Morning Coffee 56

  • I survived the weekend no problem. My wife has the details of what she did for the weekend while I played Mr. Mom. The kids were great, we even went to see the Easter Bunny on Sunday. Wish the weather had been better, but we did get to go on a little walk around the neighborhood between hailstorms Sunday after naps.
  • Between taking the kids all morning until Jules got home from the airport and going to opening day for a team morale event, I worked about 30 minutes yesterday. In case you’re wondering, that’s way below average. I typically work at least twice that every day. 😄
  • After maintaining a post a day average for January and February, I slipped a bit in March. Twenty seven posts in thirty one days. So that puts me five posts behind for the year as of this one.
  • Dale let me borrow Madden 07 for the weekend so I could pump my gamerscore (a practice called gamerscore whoring). I still need 255 points by April 22nd to complete the Old Spice Experience Challenge. I’m not proud of it, but it’s not like I have much time to play these days.
  • Mads Kristensen has a new .NET blog engine intuitively called BlogEngine.NET. I wonder how it compares to dasBlog, which powers DevHawk. (via DotNetKicks)
  • I wrote a last week that unit test support should be in the Express editions of VS. Thanks to Jamie Cansdale, it is. (via Larkware)

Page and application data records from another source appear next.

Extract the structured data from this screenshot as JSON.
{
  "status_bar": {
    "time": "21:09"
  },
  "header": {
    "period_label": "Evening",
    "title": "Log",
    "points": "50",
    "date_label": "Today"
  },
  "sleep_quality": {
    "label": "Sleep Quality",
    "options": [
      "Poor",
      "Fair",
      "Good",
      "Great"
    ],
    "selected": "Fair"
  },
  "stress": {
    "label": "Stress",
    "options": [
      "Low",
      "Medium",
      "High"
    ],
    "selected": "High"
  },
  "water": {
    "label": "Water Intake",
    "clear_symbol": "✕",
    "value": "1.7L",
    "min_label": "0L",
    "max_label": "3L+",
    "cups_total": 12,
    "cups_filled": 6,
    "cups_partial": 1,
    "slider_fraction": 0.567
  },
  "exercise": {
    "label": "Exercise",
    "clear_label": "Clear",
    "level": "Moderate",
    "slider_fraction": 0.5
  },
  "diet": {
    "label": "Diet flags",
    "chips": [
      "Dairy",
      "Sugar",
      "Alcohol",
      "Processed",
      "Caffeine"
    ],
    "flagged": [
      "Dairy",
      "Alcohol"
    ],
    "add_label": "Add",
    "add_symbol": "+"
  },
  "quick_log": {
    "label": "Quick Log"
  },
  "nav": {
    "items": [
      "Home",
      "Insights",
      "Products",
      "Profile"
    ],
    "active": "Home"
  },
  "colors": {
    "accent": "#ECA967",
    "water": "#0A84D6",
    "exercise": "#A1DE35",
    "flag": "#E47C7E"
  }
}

  • Scott Hanselman saved his C# Tiny OS project from the impending shutdown of GDN and reposted it to his blog. I first met Scott at TechEd Malaysia 2002, so I remember seeing him present this “back in the day”.
  • EMI is going to start offering songs sans DRM @ $1.29 a pop. Assuming other labels follow suit, this is gonna be huge. (via Loke Uei)
  • Jomo Fisher writes about using LINQ as a string switch compiler that’s about 900% faster than using a hash table. Money quote: “Any time I see a data structure with a capability I’m not using it makes me wonder whether I can trade that capability for something I do need—in this case a speed boost.” LINQ is turning out to be much more interesting than just a (much) better way to query databases. (via DotNetKicks)